offentlichkeit and the problem of translation

My friend Jeff Olick and I are working on a translation of, and introduction to, Gruppenexperiment, a “lost” public opinion experiment in immediately postwar West Germany carried out by Theodor Adorno and his Frankfurt School colleagues.¬† It’s really fun and interesting, and a great post-tenure project as it’s kind of quirky. (I’m sure I’ll blog more about it later.) Anyway, we just got back the reviews of the proposal for Harvard University Press, and one reviewer complained about my translation in an earlier piece of the German word √Ėffentlichkeit as “publicness.” As the reviewer pointed out, it’s a technically relatively precise definition, but he claims “public sphere” would have been a better translation for this piece.

Continue reading “offentlichkeit and the problem of translation”

more on the gene fetish

I confess, I don’t read the NYT regularly because with two small kids I just don’t have time. Frankly even the hometown rag often goes days before being read (forgotten as history and reborn as second nature). But my father-in-law sent me this editorial while he was reading and commenting on an article I’m working on for Contexts on voting in America. Continue reading “more on the gene fetish”

they need to be made to make sense

I spent this morning at a very interesting seminar sponsored by UNC’s terrific Center for Genomics and Society. The speaker was talking about potential “breakthroughs” in the genetics of psychiatric conditions using Genome-Wide Association Studies (GWAS). More on my thoughts on genetics a different time, but I was struck by an interesting set of comments. Continue reading “they need to be made to make sense”

on question wording and push polls

For the past few years I have been placing questions on some statewide (North Carolina) polls on various areas, including human rights and collective bargaining for NC state employees.
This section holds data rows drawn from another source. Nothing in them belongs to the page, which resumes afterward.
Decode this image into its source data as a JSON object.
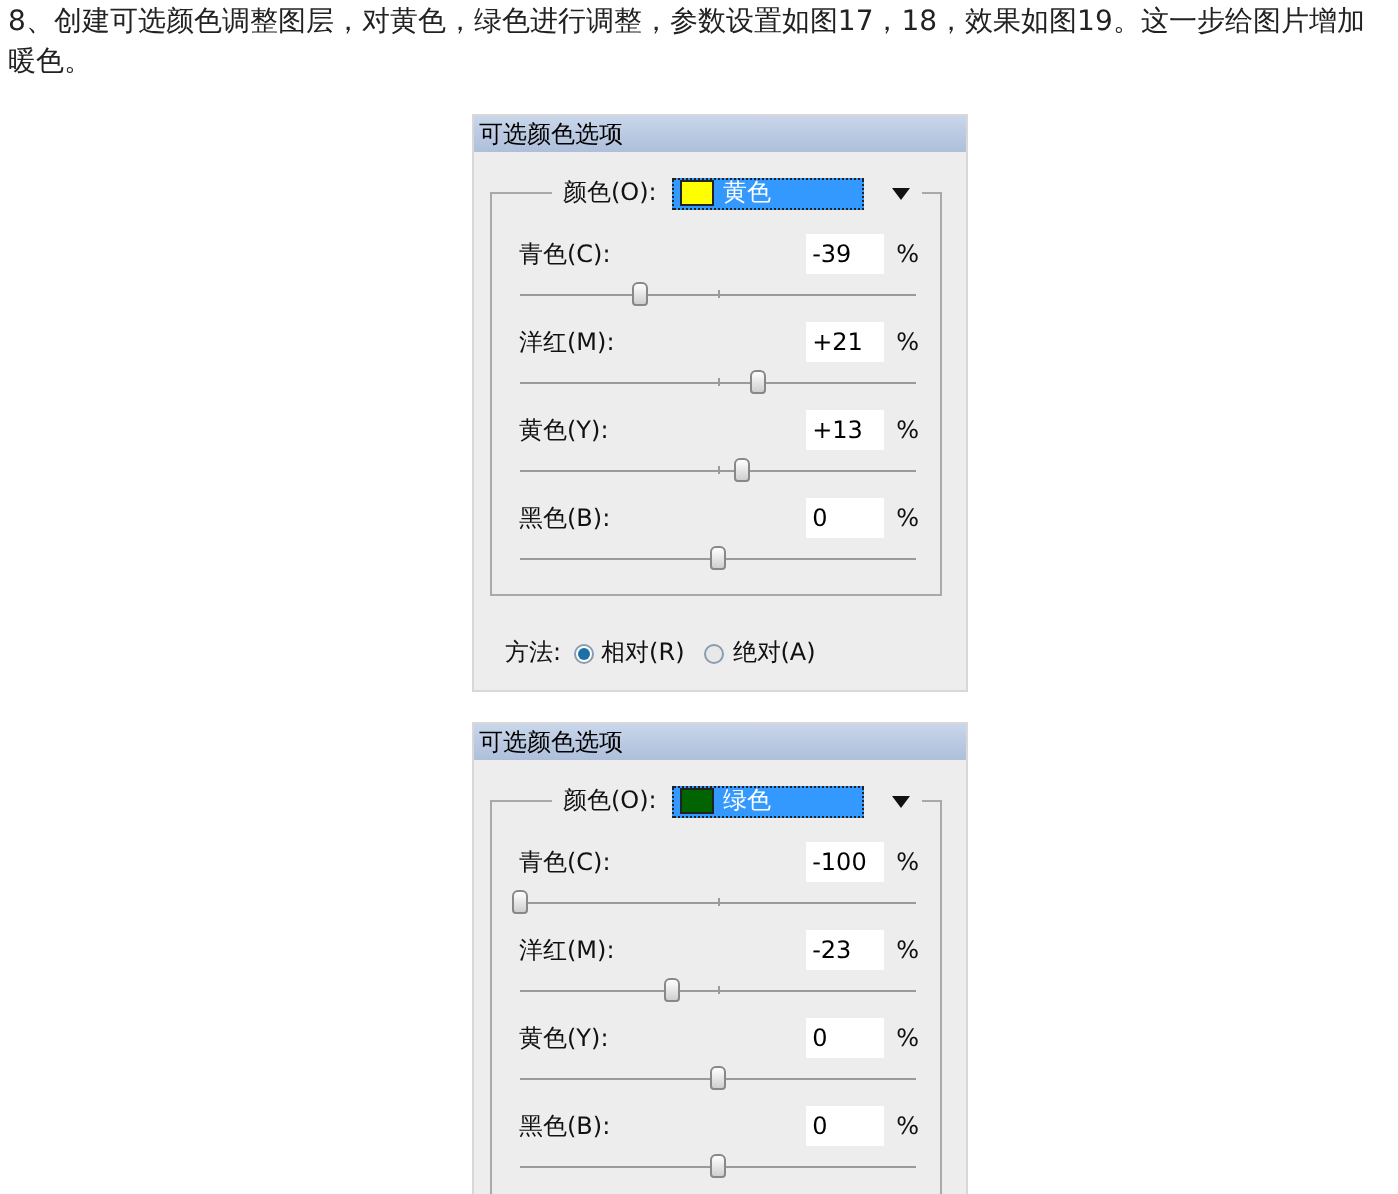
{
  "intro": "8、创建可选颜色调整图层，对黄色，绿色进行调整，参数设置如图17，18，效果如图19。这一步给图片增加暖色。",
  "panels": [
    {
      "title": "可选颜色选项",
      "color_label": "颜色(O):",
      "color_choice": {
        "name": "黄色",
        "color": "#ffff00"
      },
      "sliders": [
        {
          "label": "青色(C):",
          "value": "-39",
          "unit": "%",
          "level": 0.305
        },
        {
          "label": "洋红(M):",
          "value": "+21",
          "unit": "%",
          "level": 0.605
        },
        {
          "label": "黄色(Y):",
          "value": "+13",
          "unit": "%",
          "level": 0.565
        },
        {
          "label": "黑色(B):",
          "value": "0",
          "unit": "%",
          "level": 0.5
        }
      ],
      "method": {
        "label": "方法:",
        "options": [
          {
            "label": "相对(R)",
            "selected": true
          },
          {
            "label": "绝对(A)",
            "selected": false
          }
        ]
      }
    },
    {
      "title": "可选颜色选项",
      "color_label": "颜色(O):",
      "color_choice": {
        "name": "绿色",
        "color": "#006400"
      },
      "sliders": [
        {
          "label": "青色(C):",
          "value": "-100",
          "unit": "%",
          "level": 0
        },
        {
          "label": "洋红(M):",
          "value": "-23",
          "unit": "%",
          "level": 0.385
        },
        {
          "label": "黄色(Y):",
          "value": "0",
          "unit": "%",
          "level": 0.5
        },
        {
          "label": "黑色(B):",
          "value": "0",
          "unit": "%",
          "level": 0.5
        }
      ]
    }
  ]
}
The last two were my own polls, carried out by Public Policy Polling under contract to me. Continue reading “on question wording and push polls”

methinks he doth protest too much

In Public Opinion Quarterly 72:1 (the latest issue), Andrew Kohut reviews Sarah Igo’s (IMHO terrific) book The Averaged American. Predictably, Kohut likes the “good stories that are generally well told,” but complains that Igo fails to give credit to polls’ capacity to wrest control from elites and put it in the hands of “ordinary Americans.” Continue reading “methinks he doth protest too much”